This should serve as a wake-up call. Unfortunately little will change in Erasmus’ standing among the South African rugby public. To the majority, it is just further evidence that there is a World Rugby-orchestrated conspiracy against the Springboks. This started with a few marginal calls going against them in the first Lions Test – conveniently ignoring all the 50-50 calls that went their way subsequently – continued with their lack of representation in the recent Player of the Year shortlists and now concludes with Erasmus’ punishment, which was soft if anything.
The excellent recent BBC Radio 4 Documentary, Poison, details how a bizarre and destructive conspiracy theory emerged and took a grip of the upper echelons of the African National Congress, the governing body of South Africa since 1994.
Disgraced former president Jacob Zuma and other ANC allies are convinced shadowy forces are out to poison him, usually raising these plots whenever allegations of corruption are raised against them. While there were examples of the apartheid state using poison to assassinate opposition figures, there is next to no medical evidence to suggest this practise has continued.
It does not take a huge leap to see how this same paranoid mindset has taken root among the Springboks and their supporters. Here’s a headline from one South African rugby website leading into their 30-15 victory against Scotland: “Boks will have 16 men to beat on Saturday”, promoting a worryingly widespread idea that neutral referees are inherently biased against them.
If a fish rots from the head then it is clear that it is Erasmus, the director of rugby, chief waterboy and puppetmaster, who is driving much of this agenda. At no point in his disciplinary hearing does he express any contrition or regret about his actions. If it helped the Springboks win the Lions series, then so be it, never mind an innocent official and all notions of respect were thrown under the bus.
If you expect Jurie Roux, the South African Rugby Union chief executive, to take a hard line against Erasmus then you do not know who really runs South African rugby. Bill Sweeney, the RFU chief executive, will undoubtedly sympathise.

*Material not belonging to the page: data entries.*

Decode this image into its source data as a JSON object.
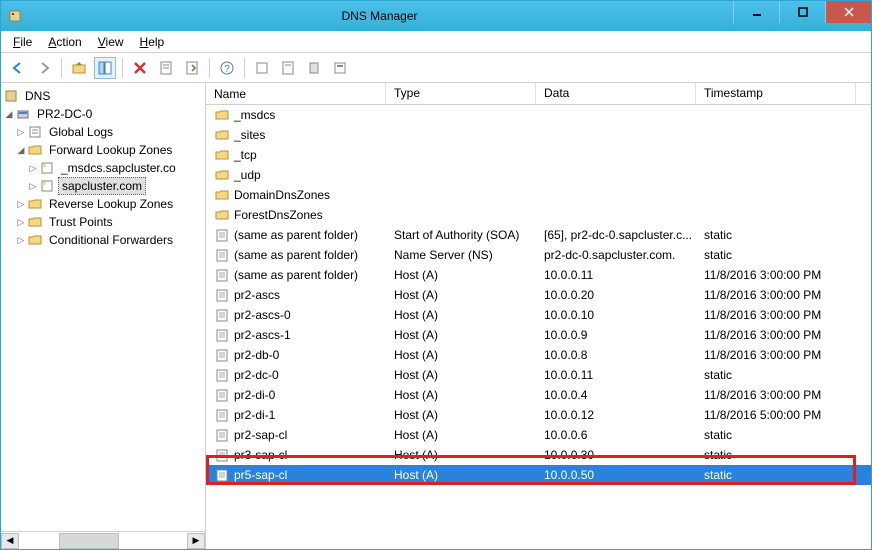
{
  "title": "DNS Manager",
  "menu": {
    "file": "File",
    "action": "Action",
    "view": "View",
    "help": "Help"
  },
  "tree": {
    "root": "DNS",
    "server": "PR2-DC-0",
    "nodes": {
      "global_logs": "Global Logs",
      "flz": "Forward Lookup Zones",
      "msdcs": "_msdcs.sapcluster.co",
      "sapcluster": "sapcluster.com",
      "rlz": "Reverse Lookup Zones",
      "tp": "Trust Points",
      "cf": "Conditional Forwarders"
    }
  },
  "columns": {
    "name": "Name",
    "type": "Type",
    "data": "Data",
    "timestamp": "Timestamp"
  },
  "rows": [
    {
      "icon": "folder",
      "name": "_msdcs",
      "type": "",
      "data": "",
      "ts": ""
    },
    {
      "icon": "folder",
      "name": "_sites",
      "type": "",
      "data": "",
      "ts": ""
    },
    {
      "icon": "folder",
      "name": "_tcp",
      "type": "",
      "data": "",
      "ts": ""
    },
    {
      "icon": "folder",
      "name": "_udp",
      "type": "",
      "data": "",
      "ts": ""
    },
    {
      "icon": "folder",
      "name": "DomainDnsZones",
      "type": "",
      "data": "",
      "ts": ""
    },
    {
      "icon": "folder",
      "name": "ForestDnsZones",
      "type": "",
      "data": "",
      "ts": ""
    },
    {
      "icon": "record",
      "name": "(same as parent folder)",
      "type": "Start of Authority (SOA)",
      "data": "[65], pr2-dc-0.sapcluster.c...",
      "ts": "static"
    },
    {
      "icon": "record",
      "name": "(same as parent folder)",
      "type": "Name Server (NS)",
      "data": "pr2-dc-0.sapcluster.com.",
      "ts": "static"
    },
    {
      "icon": "record",
      "name": "(same as parent folder)",
      "type": "Host (A)",
      "data": "10.0.0.11",
      "ts": "11/8/2016 3:00:00 PM"
    },
    {
      "icon": "record",
      "name": "pr2-ascs",
      "type": "Host (A)",
      "data": "10.0.0.20",
      "ts": "11/8/2016 3:00:00 PM"
    },
    {
      "icon": "record",
      "name": "pr2-ascs-0",
      "type": "Host (A)",
      "data": "10.0.0.10",
      "ts": "11/8/2016 3:00:00 PM"
    },
    {
      "icon": "record",
      "name": "pr2-ascs-1",
      "type": "Host (A)",
      "data": "10.0.0.9",
      "ts": "11/8/2016 3:00:00 PM"
    },
    {
      "icon": "record",
      "name": "pr2-db-0",
      "type": "Host (A)",
      "data": "10.0.0.8",
      "ts": "11/8/2016 3:00:00 PM"
    },
    {
      "icon": "record",
      "name": "pr2-dc-0",
      "type": "Host (A)",
      "data": "10.0.0.11",
      "ts": "static"
    },
    {
      "icon": "record",
      "name": "pr2-di-0",
      "type": "Host (A)",
      "data": "10.0.0.4",
      "ts": "11/8/2016 3:00:00 PM"
    },
    {
      "icon": "record",
      "name": "pr2-di-1",
      "type": "Host (A)",
      "data": "10.0.0.12",
      "ts": "11/8/2016 5:00:00 PM"
    },
    {
      "icon": "record",
      "name": "pr2-sap-cl",
      "type": "Host (A)",
      "data": "10.0.0.6",
      "ts": "static"
    },
    {
      "icon": "record",
      "name": "pr3-sap-cl",
      "type": "Host (A)",
      "data": "10.0.0.30",
      "ts": "static"
    },
    {
      "icon": "record",
      "name": "pr5-sap-cl",
      "type": "Host (A)",
      "data": "10.0.0.50",
      "ts": "static",
      "selected": true
    }
  ],
  "highlight_row_index": 18
}
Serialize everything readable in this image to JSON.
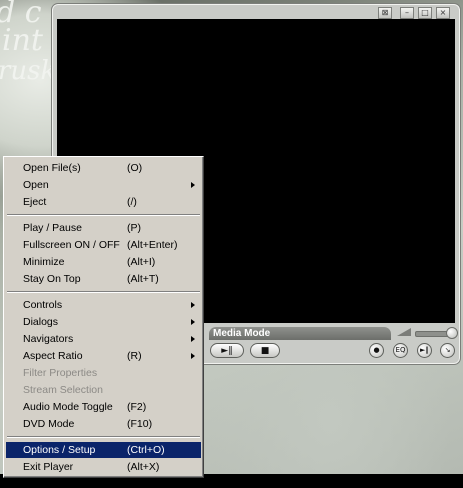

Expect Erasmus’ punishment to be used as rocket fuel when the Springboks run out at Twickenham on Saturday in the first meeting of the sides since the World Cup final in Yokohama. Unfortunately, the feelgood factor has long since dissipated. The message of hope has now been replaced by one of cynicism and conspiracy.